Exercise details: Pictures stay out; print the rest of the listing below exactly as it stands.

Listed entries:
---------------

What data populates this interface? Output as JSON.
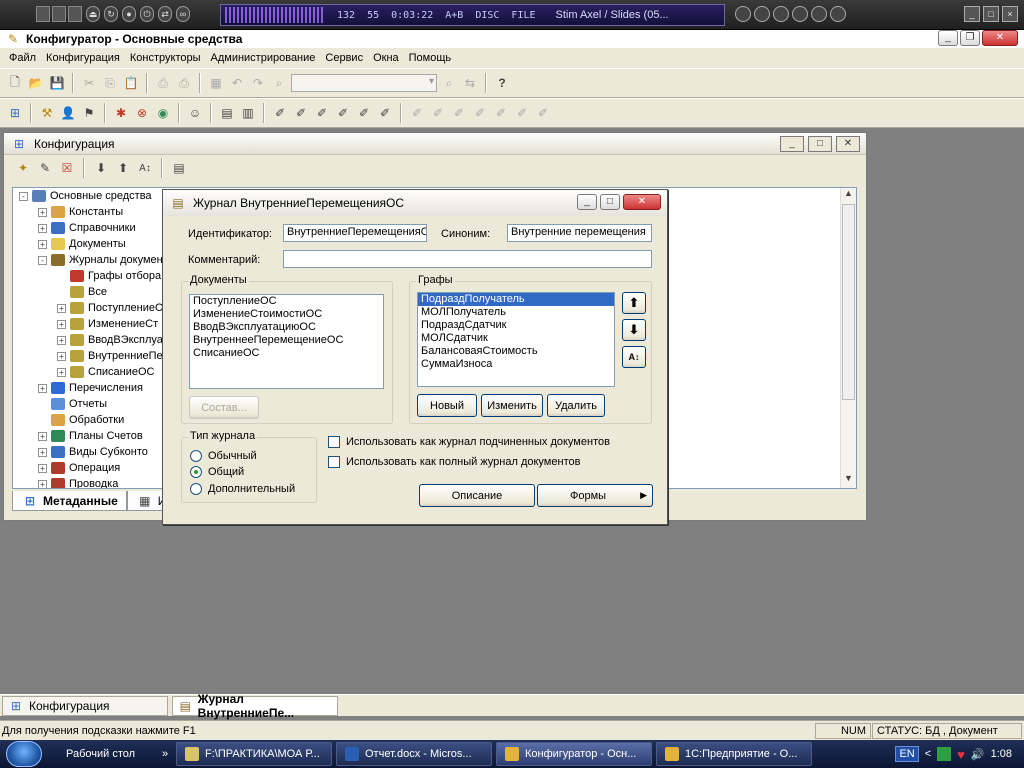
{
  "media": {
    "time_a": "132",
    "time_b": "55",
    "elapsed": "0:03:22",
    "mode": "A+B",
    "disc": "DISC",
    "file": "FILE",
    "track": "Stim Axel / Slides  (05..."
  },
  "app": {
    "title": "Конфигуратор - Основные средства"
  },
  "menu": [
    "Файл",
    "Конфигурация",
    "Конструкторы",
    "Администрирование",
    "Сервис",
    "Окна",
    "Помощь"
  ],
  "config_window": {
    "title": "Конфигурация",
    "tree": [
      {
        "label": "Основные средства",
        "level": 0,
        "toggle": "-",
        "color": "#5a7fb8"
      },
      {
        "label": "Константы",
        "level": 1,
        "toggle": "+",
        "color": "#d9a441"
      },
      {
        "label": "Справочники",
        "level": 1,
        "toggle": "+",
        "color": "#3a6fc4"
      },
      {
        "label": "Документы",
        "level": 1,
        "toggle": "+",
        "color": "#e6c84f"
      },
      {
        "label": "Журналы докумен",
        "level": 1,
        "toggle": "-",
        "color": "#8a6d2b"
      },
      {
        "label": "Графы отбора",
        "level": 2,
        "toggle": "",
        "color": "#c0392b"
      },
      {
        "label": "Все",
        "level": 2,
        "toggle": "",
        "color": "#b8a23a"
      },
      {
        "label": "ПоступлениеО",
        "level": 2,
        "toggle": "+",
        "color": "#b8a23a"
      },
      {
        "label": "ИзменениеСт",
        "level": 2,
        "toggle": "+",
        "color": "#b8a23a"
      },
      {
        "label": "ВводВЭксплуа",
        "level": 2,
        "toggle": "+",
        "color": "#b8a23a"
      },
      {
        "label": "ВнутренниеПе",
        "level": 2,
        "toggle": "+",
        "color": "#b8a23a"
      },
      {
        "label": "СписаниеОС",
        "level": 2,
        "toggle": "+",
        "color": "#b8a23a"
      },
      {
        "label": "Перечисления",
        "level": 1,
        "toggle": "+",
        "color": "#2f6bd8"
      },
      {
        "label": "Отчеты",
        "level": 1,
        "toggle": "",
        "color": "#5b8fd6"
      },
      {
        "label": "Обработки",
        "level": 1,
        "toggle": "",
        "color": "#d9a441"
      },
      {
        "label": "Планы Счетов",
        "level": 1,
        "toggle": "+",
        "color": "#2e8b57"
      },
      {
        "label": "Виды Субконто",
        "level": 1,
        "toggle": "+",
        "color": "#3a6fc4"
      },
      {
        "label": "Операция",
        "level": 1,
        "toggle": "+",
        "color": "#b03a2e"
      },
      {
        "label": "Проводка",
        "level": 1,
        "toggle": "+",
        "color": "#b03a2e"
      }
    ],
    "tabs": [
      "Метаданные",
      "И"
    ]
  },
  "dialog": {
    "title": "Журнал ВнутренниеПеремещенияОС",
    "id_label": "Идентификатор:",
    "id_value": "ВнутренниеПеремещенияО",
    "synonym_label": "Синоним:",
    "synonym_value": "Внутренние перемещения",
    "comment_label": "Комментарий:",
    "comment_value": "",
    "docs_group": "Документы",
    "docs": [
      "ПоступлениеОС",
      "ИзменениеСтоимостиОС",
      "ВводВЭксплуатациюОС",
      "ВнутреннееПеремещениеОС",
      "СписаниеОС"
    ],
    "compose_button": "Состав...",
    "graphs_group": "Графы",
    "graphs": [
      "ПодраздПолучатель",
      "МОЛПолучатель",
      "ПодраздСдатчик",
      "МОЛСдатчик",
      "БалансоваяСтоимость",
      "СуммаИзноса"
    ],
    "new_button": "Новый",
    "edit_button": "Изменить",
    "delete_button": "Удалить",
    "type_group": "Тип журнала",
    "types": [
      "Обычный",
      "Общий",
      "Дополнительный"
    ],
    "selected_type": 1,
    "check_subordinate": "Использовать как журнал подчиненных документов",
    "check_full": "Использовать как полный журнал  документов",
    "description_button": "Описание",
    "forms_button": "Формы"
  },
  "window_tabs": [
    "Конфигурация",
    "Журнал ВнутренниеПе..."
  ],
  "status": {
    "hint": "Для получения подсказки нажмите F1",
    "num": "NUM",
    "state": "СТАТУС: БД , Документ"
  },
  "taskbar": {
    "desktop": "Рабочий стол",
    "tasks": [
      "F:\\ПРАКТИКА\\МОА Р...",
      "Отчет.docx - Micros...",
      "Конфигуратор - Осн...",
      "1С:Предприятие - О..."
    ],
    "active_task": 2,
    "lang": "EN",
    "clock": "1:08"
  }
}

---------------

Exercise result:
What data populates this interface? Output as JSON.
{
  "media": {
    "time_a": "132",
    "time_b": "55",
    "elapsed": "0:03:22",
    "mode": "A+B",
    "disc": "DISC",
    "file": "FILE",
    "track": "Stim Axel / Slides  (05..."
  },
  "app": {
    "title": "Конфигуратор - Основные средства"
  },
  "menu": [
    "Файл",
    "Конфигурация",
    "Конструкторы",
    "Администрирование",
    "Сервис",
    "Окна",
    "Помощь"
  ],
  "config_window": {
    "title": "Конфигурация",
    "tree": [
      {
        "label": "Основные средства",
        "level": 0,
        "toggle": "-",
        "color": "#5a7fb8"
      },
      {
        "label": "Константы",
        "level": 1,
        "toggle": "+",
        "color": "#d9a441"
      },
      {
        "label": "Справочники",
        "level": 1,
        "toggle": "+",
        "color": "#3a6fc4"
      },
      {
        "label": "Документы",
        "level": 1,
        "toggle": "+",
        "color": "#e6c84f"
      },
      {
        "label": "Журналы докумен",
        "level": 1,
        "toggle": "-",
        "color": "#8a6d2b"
      },
      {
        "label": "Графы отбора",
        "level": 2,
        "toggle": "",
        "color": "#c0392b"
      },
      {
        "label": "Все",
        "level": 2,
        "toggle": "",
        "color": "#b8a23a"
      },
      {
        "label": "ПоступлениеО",
        "level": 2,
        "toggle": "+",
        "color": "#b8a23a"
      },
      {
        "label": "ИзменениеСт",
        "level": 2,
        "toggle": "+",
        "color": "#b8a23a"
      },
      {
        "label": "ВводВЭксплуа",
        "level": 2,
        "toggle": "+",
        "color": "#b8a23a"
      },
      {
        "label": "ВнутренниеПе",
        "level": 2,
        "toggle": "+",
        "color": "#b8a23a"
      },
      {
        "label": "СписаниеОС",
        "level": 2,
        "toggle": "+",
        "color": "#b8a23a"
      },
      {
        "label": "Перечисления",
        "level": 1,
        "toggle": "+",
        "color": "#2f6bd8"
      },
      {
        "label": "Отчеты",
        "level": 1,
        "toggle": "",
        "color": "#5b8fd6"
      },
      {
        "label": "Обработки",
        "level": 1,
        "toggle": "",
        "color": "#d9a441"
      },
      {
        "label": "Планы Счетов",
        "level": 1,
        "toggle": "+",
        "color": "#2e8b57"
      },
      {
        "label": "Виды Субконто",
        "level": 1,
        "toggle": "+",
        "color": "#3a6fc4"
      },
      {
        "label": "Операция",
        "level": 1,
        "toggle": "+",
        "color": "#b03a2e"
      },
      {
        "label": "Проводка",
        "level": 1,
        "toggle": "+",
        "color": "#b03a2e"
      }
    ],
    "tabs": [
      "Метаданные",
      "И"
    ]
  },
  "dialog": {
    "title": "Журнал ВнутренниеПеремещенияОС",
    "id_label": "Идентификатор:",
    "id_value": "ВнутренниеПеремещенияО",
    "synonym_label": "Синоним:",
    "synonym_value": "Внутренние перемещения",
    "comment_label": "Комментарий:",
    "comment_value": "",
    "docs_group": "Документы",
    "docs": [
      "ПоступлениеОС",
      "ИзменениеСтоимостиОС",
      "ВводВЭксплуатациюОС",
      "ВнутреннееПеремещениеОС",
      "СписаниеОС"
    ],
    "compose_button": "Состав...",
    "graphs_group": "Графы",
    "graphs": [
      "ПодраздПолучатель",
      "МОЛПолучатель",
      "ПодраздСдатчик",
      "МОЛСдатчик",
      "БалансоваяСтоимость",
      "СуммаИзноса"
    ],
    "new_button": "Новый",
    "edit_button": "Изменить",
    "delete_button": "Удалить",
    "type_group": "Тип журнала",
    "types": [
      "Обычный",
      "Общий",
      "Дополнительный"
    ],
    "selected_type": 1,
    "check_subordinate": "Использовать как журнал подчиненных документов",
    "check_full": "Использовать как полный журнал  документов",
    "description_button": "Описание",
    "forms_button": "Формы"
  },
  "window_tabs": [
    "Конфигурация",
    "Журнал ВнутренниеПе..."
  ],
  "status": {
    "hint": "Для получения подсказки нажмите F1",
    "num": "NUM",
    "state": "СТАТУС: БД , Документ"
  },
  "taskbar": {
    "desktop": "Рабочий стол",
    "tasks": [
      "F:\\ПРАКТИКА\\МОА Р...",
      "Отчет.docx - Micros...",
      "Конфигуратор - Осн...",
      "1С:Предприятие - О..."
    ],
    "active_task": 2,
    "lang": "EN",
    "clock": "1:08"
  }
}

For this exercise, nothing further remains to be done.